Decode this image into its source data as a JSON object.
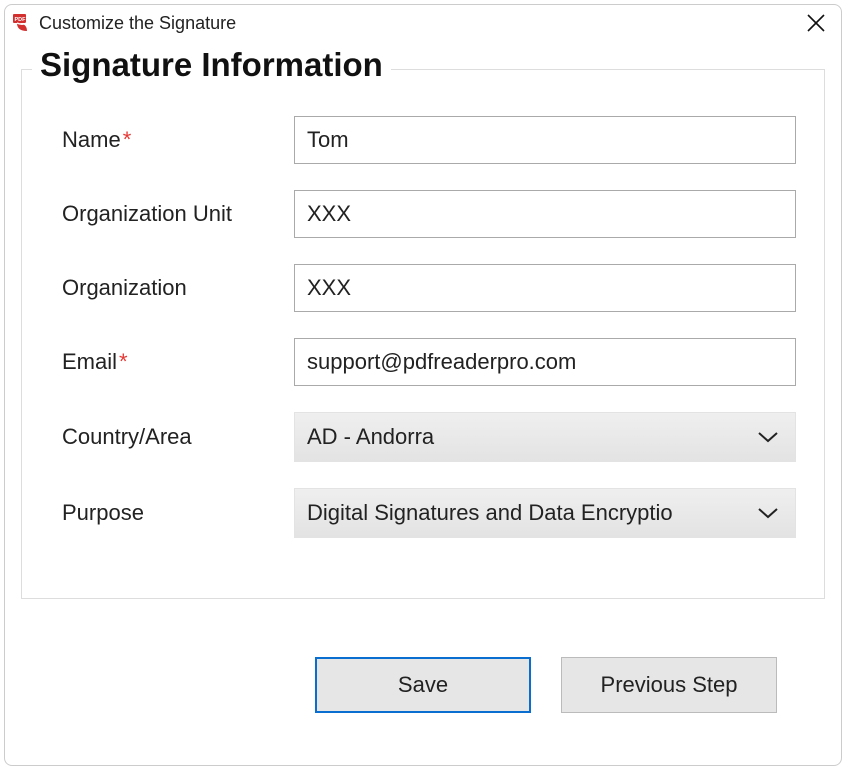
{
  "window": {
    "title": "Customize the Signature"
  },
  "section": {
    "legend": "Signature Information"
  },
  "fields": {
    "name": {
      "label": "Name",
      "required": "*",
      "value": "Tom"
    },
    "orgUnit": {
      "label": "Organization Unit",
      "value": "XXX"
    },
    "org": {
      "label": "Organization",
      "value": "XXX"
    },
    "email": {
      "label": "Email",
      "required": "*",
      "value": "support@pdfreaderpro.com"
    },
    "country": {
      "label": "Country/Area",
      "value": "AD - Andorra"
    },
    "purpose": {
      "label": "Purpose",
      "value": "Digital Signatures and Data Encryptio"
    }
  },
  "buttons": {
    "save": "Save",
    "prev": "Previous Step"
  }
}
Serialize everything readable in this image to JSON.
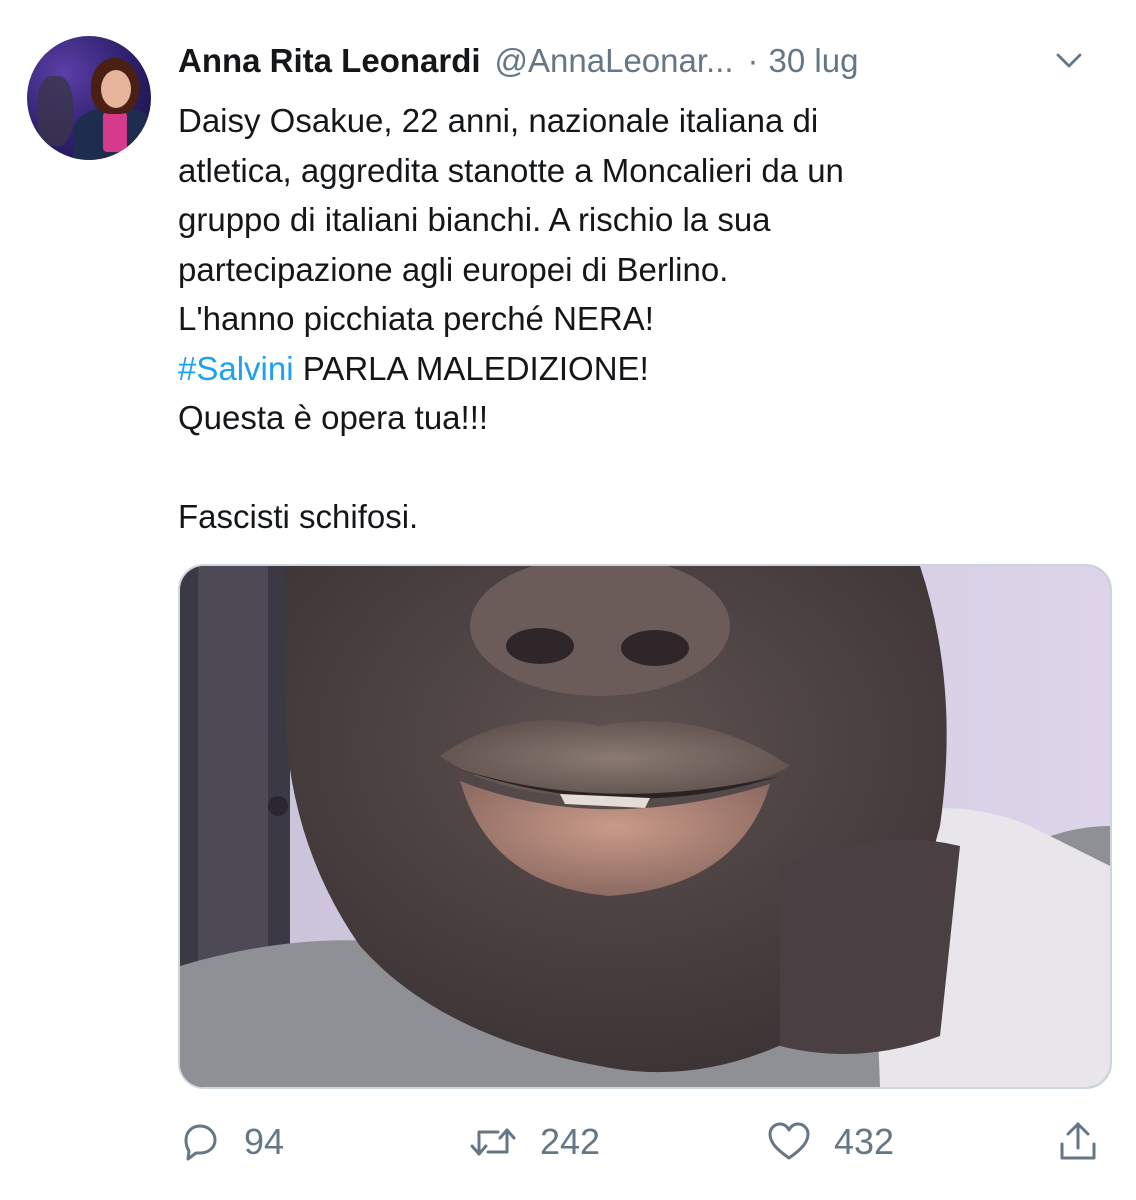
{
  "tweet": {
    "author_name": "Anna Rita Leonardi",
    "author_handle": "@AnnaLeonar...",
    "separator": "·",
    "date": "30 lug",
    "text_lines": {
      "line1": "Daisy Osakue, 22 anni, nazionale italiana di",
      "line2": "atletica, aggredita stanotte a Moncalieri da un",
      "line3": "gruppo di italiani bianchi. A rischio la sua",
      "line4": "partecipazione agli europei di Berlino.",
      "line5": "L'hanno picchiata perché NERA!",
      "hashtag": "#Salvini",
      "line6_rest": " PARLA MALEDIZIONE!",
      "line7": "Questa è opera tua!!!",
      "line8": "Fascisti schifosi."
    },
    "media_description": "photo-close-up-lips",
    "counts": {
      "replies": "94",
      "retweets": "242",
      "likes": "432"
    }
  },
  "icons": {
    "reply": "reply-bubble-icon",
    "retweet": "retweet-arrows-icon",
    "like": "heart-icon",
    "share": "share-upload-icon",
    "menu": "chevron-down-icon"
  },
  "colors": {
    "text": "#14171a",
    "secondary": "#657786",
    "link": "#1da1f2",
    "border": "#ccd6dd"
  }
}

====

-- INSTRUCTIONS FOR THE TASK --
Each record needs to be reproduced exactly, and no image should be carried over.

-- WRITTEN ANSWER --
Decode this image into its source data as a JSON object.
{
  "window": {
    "title": "Customize the Signature"
  },
  "section": {
    "legend": "Signature Information"
  },
  "fields": {
    "name": {
      "label": "Name",
      "required": "*",
      "value": "Tom"
    },
    "orgUnit": {
      "label": "Organization Unit",
      "value": "XXX"
    },
    "org": {
      "label": "Organization",
      "value": "XXX"
    },
    "email": {
      "label": "Email",
      "required": "*",
      "value": "support@pdfreaderpro.com"
    },
    "country": {
      "label": "Country/Area",
      "value": "AD - Andorra"
    },
    "purpose": {
      "label": "Purpose",
      "value": "Digital Signatures and Data Encryptio"
    }
  },
  "buttons": {
    "save": "Save",
    "prev": "Previous Step"
  }
}
Serialize everything readable in this image to JSON.
{
  "tweet": {
    "author_name": "Anna Rita Leonardi",
    "author_handle": "@AnnaLeonar...",
    "separator": "·",
    "date": "30 lug",
    "text_lines": {
      "line1": "Daisy Osakue, 22 anni, nazionale italiana di",
      "line2": "atletica, aggredita stanotte a Moncalieri da un",
      "line3": "gruppo di italiani bianchi. A rischio la sua",
      "line4": "partecipazione agli europei di Berlino.",
      "line5": "L'hanno picchiata perché NERA!",
      "hashtag": "#Salvini",
      "line6_rest": " PARLA MALEDIZIONE!",
      "line7": "Questa è opera tua!!!",
      "line8": "Fascisti schifosi."
    },
    "media_description": "photo-close-up-lips",
    "counts": {
      "replies": "94",
      "retweets": "242",
      "likes": "432"
    }
  },
  "icons": {
    "reply": "reply-bubble-icon",
    "retweet": "retweet-arrows-icon",
    "like": "heart-icon",
    "share": "share-upload-icon",
    "menu": "chevron-down-icon"
  },
  "colors": {
    "text": "#14171a",
    "secondary": "#657786",
    "link": "#1da1f2",
    "border": "#ccd6dd"
  }
}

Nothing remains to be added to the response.